▸ **Task instructions**
Please retype the entries below exactly as they are written.

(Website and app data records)
++++

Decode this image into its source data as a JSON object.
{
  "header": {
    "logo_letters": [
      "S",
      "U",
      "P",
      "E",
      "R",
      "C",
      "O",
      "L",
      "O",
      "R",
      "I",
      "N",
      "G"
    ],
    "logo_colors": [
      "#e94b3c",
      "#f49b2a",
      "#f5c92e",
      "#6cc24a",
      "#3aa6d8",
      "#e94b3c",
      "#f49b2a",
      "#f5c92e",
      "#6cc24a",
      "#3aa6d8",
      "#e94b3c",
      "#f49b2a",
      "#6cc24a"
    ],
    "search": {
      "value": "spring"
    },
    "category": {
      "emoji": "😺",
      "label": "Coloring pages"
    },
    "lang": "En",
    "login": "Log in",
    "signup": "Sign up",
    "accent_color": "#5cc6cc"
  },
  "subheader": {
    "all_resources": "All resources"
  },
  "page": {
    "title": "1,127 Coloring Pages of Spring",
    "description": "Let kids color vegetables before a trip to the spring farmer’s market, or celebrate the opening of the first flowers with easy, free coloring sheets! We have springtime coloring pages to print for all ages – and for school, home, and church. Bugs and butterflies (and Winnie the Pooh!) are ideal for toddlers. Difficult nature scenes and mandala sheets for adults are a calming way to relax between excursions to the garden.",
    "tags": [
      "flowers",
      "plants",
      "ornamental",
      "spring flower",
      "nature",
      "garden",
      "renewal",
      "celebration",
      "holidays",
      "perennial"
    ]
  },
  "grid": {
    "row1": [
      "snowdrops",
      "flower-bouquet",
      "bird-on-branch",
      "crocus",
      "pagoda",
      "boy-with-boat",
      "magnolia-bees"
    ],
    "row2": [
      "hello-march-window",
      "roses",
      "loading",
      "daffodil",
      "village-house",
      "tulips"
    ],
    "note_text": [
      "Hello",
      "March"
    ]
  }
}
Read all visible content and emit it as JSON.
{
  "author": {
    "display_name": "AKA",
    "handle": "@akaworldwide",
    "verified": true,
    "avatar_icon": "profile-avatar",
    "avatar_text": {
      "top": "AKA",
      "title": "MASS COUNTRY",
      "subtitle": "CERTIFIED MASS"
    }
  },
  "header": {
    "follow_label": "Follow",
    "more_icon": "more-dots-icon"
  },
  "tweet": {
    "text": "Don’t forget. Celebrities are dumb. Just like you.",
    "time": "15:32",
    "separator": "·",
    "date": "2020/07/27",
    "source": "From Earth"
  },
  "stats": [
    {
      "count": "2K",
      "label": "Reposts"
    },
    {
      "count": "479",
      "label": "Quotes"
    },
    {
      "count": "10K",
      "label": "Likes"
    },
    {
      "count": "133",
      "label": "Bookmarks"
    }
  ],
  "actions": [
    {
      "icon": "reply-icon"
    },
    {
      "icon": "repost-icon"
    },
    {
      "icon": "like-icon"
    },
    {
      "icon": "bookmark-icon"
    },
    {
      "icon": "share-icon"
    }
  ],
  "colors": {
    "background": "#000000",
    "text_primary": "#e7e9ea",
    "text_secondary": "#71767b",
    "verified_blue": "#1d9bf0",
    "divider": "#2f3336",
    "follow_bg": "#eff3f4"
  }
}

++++

▸ **Written solution**
Decode this image into its source data as a JSON object.
{
  "header": {
    "logo_letters": [
      "S",
      "U",
      "P",
      "E",
      "R",
      "C",
      "O",
      "L",
      "O",
      "R",
      "I",
      "N",
      "G"
    ],
    "logo_colors": [
      "#e94b3c",
      "#f49b2a",
      "#f5c92e",
      "#6cc24a",
      "#3aa6d8",
      "#e94b3c",
      "#f49b2a",
      "#f5c92e",
      "#6cc24a",
      "#3aa6d8",
      "#e94b3c",
      "#f49b2a",
      "#6cc24a"
    ],
    "search": {
      "value": "spring"
    },
    "category": {
      "emoji": "😺",
      "label": "Coloring pages"
    },
    "lang": "En",
    "login": "Log in",
    "signup": "Sign up",
    "accent_color": "#5cc6cc"
  },
  "subheader": {
    "all_resources": "All resources"
  },
  "page": {
    "title": "1,127 Coloring Pages of Spring",
    "description": "Let kids color vegetables before a trip to the spring farmer’s market, or celebrate the opening of the first flowers with easy, free coloring sheets! We have springtime coloring pages to print for all ages – and for school, home, and church. Bugs and butterflies (and Winnie the Pooh!) are ideal for toddlers. Difficult nature scenes and mandala sheets for adults are a calming way to relax between excursions to the garden.",
    "tags": [
      "flowers",
      "plants",
      "ornamental",
      "spring flower",
      "nature",
      "garden",
      "renewal",
      "celebration",
      "holidays",
      "perennial"
    ]
  },
  "grid": {
    "row1": [
      "snowdrops",
      "flower-bouquet",
      "bird-on-branch",
      "crocus",
      "pagoda",
      "boy-with-boat",
      "magnolia-bees"
    ],
    "row2": [
      "hello-march-window",
      "roses",
      "loading",
      "daffodil",
      "village-house",
      "tulips"
    ],
    "note_text": [
      "Hello",
      "March"
    ]
  }
}
Read all visible content and emit it as JSON.
{
  "author": {
    "display_name": "AKA",
    "handle": "@akaworldwide",
    "verified": true,
    "avatar_icon": "profile-avatar",
    "avatar_text": {
      "top": "AKA",
      "title": "MASS COUNTRY",
      "subtitle": "CERTIFIED MASS"
    }
  },
  "header": {
    "follow_label": "Follow",
    "more_icon": "more-dots-icon"
  },
  "tweet": {
    "text": "Don’t forget. Celebrities are dumb. Just like you.",
    "time": "15:32",
    "separator": "·",
    "date": "2020/07/27",
    "source": "From Earth"
  },
  "stats": [
    {
      "count": "2K",
      "label": "Reposts"
    },
    {
      "count": "479",
      "label": "Quotes"
    },
    {
      "count": "10K",
      "label": "Likes"
    },
    {
      "count": "133",
      "label": "Bookmarks"
    }
  ],
  "actions": [
    {
      "icon": "reply-icon"
    },
    {
      "icon": "repost-icon"
    },
    {
      "icon": "like-icon"
    },
    {
      "icon": "bookmark-icon"
    },
    {
      "icon": "share-icon"
    }
  ],
  "colors": {
    "background": "#000000",
    "text_primary": "#e7e9ea",
    "text_secondary": "#71767b",
    "verified_blue": "#1d9bf0",
    "divider": "#2f3336",
    "follow_bg": "#eff3f4"
  }
}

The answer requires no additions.